Items listed in a dataset
= = =
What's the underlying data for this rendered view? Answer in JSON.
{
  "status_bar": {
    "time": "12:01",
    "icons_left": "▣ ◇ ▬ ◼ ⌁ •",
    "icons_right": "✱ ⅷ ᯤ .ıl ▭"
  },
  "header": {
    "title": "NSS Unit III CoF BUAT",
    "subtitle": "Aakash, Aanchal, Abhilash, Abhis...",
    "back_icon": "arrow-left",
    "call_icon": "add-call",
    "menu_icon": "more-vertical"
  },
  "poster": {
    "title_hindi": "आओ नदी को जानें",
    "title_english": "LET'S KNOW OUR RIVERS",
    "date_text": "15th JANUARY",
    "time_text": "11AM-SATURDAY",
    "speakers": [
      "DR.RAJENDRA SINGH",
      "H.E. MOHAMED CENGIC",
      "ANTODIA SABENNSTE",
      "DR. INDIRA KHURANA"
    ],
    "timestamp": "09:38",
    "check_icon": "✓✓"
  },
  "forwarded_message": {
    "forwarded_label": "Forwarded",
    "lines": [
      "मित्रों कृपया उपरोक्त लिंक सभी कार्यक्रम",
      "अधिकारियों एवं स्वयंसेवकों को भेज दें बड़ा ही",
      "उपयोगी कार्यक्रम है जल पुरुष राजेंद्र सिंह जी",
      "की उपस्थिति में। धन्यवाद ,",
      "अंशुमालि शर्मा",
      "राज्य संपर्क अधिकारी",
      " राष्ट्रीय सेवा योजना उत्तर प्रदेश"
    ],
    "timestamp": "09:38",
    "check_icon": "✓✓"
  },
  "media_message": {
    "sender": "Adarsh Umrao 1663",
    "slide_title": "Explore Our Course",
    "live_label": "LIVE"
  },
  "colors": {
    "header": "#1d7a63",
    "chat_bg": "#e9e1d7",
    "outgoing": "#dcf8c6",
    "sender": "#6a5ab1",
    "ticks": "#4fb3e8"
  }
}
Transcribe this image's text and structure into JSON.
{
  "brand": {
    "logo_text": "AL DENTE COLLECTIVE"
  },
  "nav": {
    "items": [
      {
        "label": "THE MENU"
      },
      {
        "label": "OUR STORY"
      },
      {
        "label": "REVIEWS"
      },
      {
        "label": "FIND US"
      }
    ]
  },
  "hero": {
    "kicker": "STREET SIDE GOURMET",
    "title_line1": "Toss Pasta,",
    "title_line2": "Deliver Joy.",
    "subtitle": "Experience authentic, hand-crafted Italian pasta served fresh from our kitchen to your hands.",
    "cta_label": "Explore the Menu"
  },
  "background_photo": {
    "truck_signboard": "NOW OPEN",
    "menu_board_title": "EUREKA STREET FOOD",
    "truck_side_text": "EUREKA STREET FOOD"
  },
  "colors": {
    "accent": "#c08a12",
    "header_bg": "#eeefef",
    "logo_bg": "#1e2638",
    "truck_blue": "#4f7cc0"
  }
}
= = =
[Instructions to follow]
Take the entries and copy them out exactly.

[Completed task]
What's the underlying data for this rendered view? Answer in JSON.
{
  "status_bar": {
    "time": "12:01",
    "icons_left": "▣ ◇ ▬ ◼ ⌁ •",
    "icons_right": "✱ ⅷ ᯤ .ıl ▭"
  },
  "header": {
    "title": "NSS Unit III CoF BUAT",
    "subtitle": "Aakash, Aanchal, Abhilash, Abhis...",
    "back_icon": "arrow-left",
    "call_icon": "add-call",
    "menu_icon": "more-vertical"
  },
  "poster": {
    "title_hindi": "आओ नदी को जानें",
    "title_english": "LET'S KNOW OUR RIVERS",
    "date_text": "15th JANUARY",
    "time_text": "11AM-SATURDAY",
    "speakers": [
      "DR.RAJENDRA SINGH",
      "H.E. MOHAMED CENGIC",
      "ANTODIA SABENNSTE",
      "DR. INDIRA KHURANA"
    ],
    "timestamp": "09:38",
    "check_icon": "✓✓"
  },
  "forwarded_message": {
    "forwarded_label": "Forwarded",
    "lines": [
      "मित्रों कृपया उपरोक्त लिंक सभी कार्यक्रम",
      "अधिकारियों एवं स्वयंसेवकों को भेज दें बड़ा ही",
      "उपयोगी कार्यक्रम है जल पुरुष राजेंद्र सिंह जी",
      "की उपस्थिति में। धन्यवाद ,",
      "अंशुमालि शर्मा",
      "राज्य संपर्क अधिकारी",
      " राष्ट्रीय सेवा योजना उत्तर प्रदेश"
    ],
    "timestamp": "09:38",
    "check_icon": "✓✓"
  },
  "media_message": {
    "sender": "Adarsh Umrao 1663",
    "slide_title": "Explore Our Course",
    "live_label": "LIVE"
  },
  "colors": {
    "header": "#1d7a63",
    "chat_bg": "#e9e1d7",
    "outgoing": "#dcf8c6",
    "sender": "#6a5ab1",
    "ticks": "#4fb3e8"
  }
}
Transcribe this image's text and structure into JSON.
{
  "brand": {
    "logo_text": "AL DENTE COLLECTIVE"
  },
  "nav": {
    "items": [
      {
        "label": "THE MENU"
      },
      {
        "label": "OUR STORY"
      },
      {
        "label": "REVIEWS"
      },
      {
        "label": "FIND US"
      }
    ]
  },
  "hero": {
    "kicker": "STREET SIDE GOURMET",
    "title_line1": "Toss Pasta,",
    "title_line2": "Deliver Joy.",
    "subtitle": "Experience authentic, hand-crafted Italian pasta served fresh from our kitchen to your hands.",
    "cta_label": "Explore the Menu"
  },
  "background_photo": {
    "truck_signboard": "NOW OPEN",
    "menu_board_title": "EUREKA STREET FOOD",
    "truck_side_text": "EUREKA STREET FOOD"
  },
  "colors": {
    "accent": "#c08a12",
    "header_bg": "#eeefef",
    "logo_bg": "#1e2638",
    "truck_blue": "#4f7cc0"
  }
}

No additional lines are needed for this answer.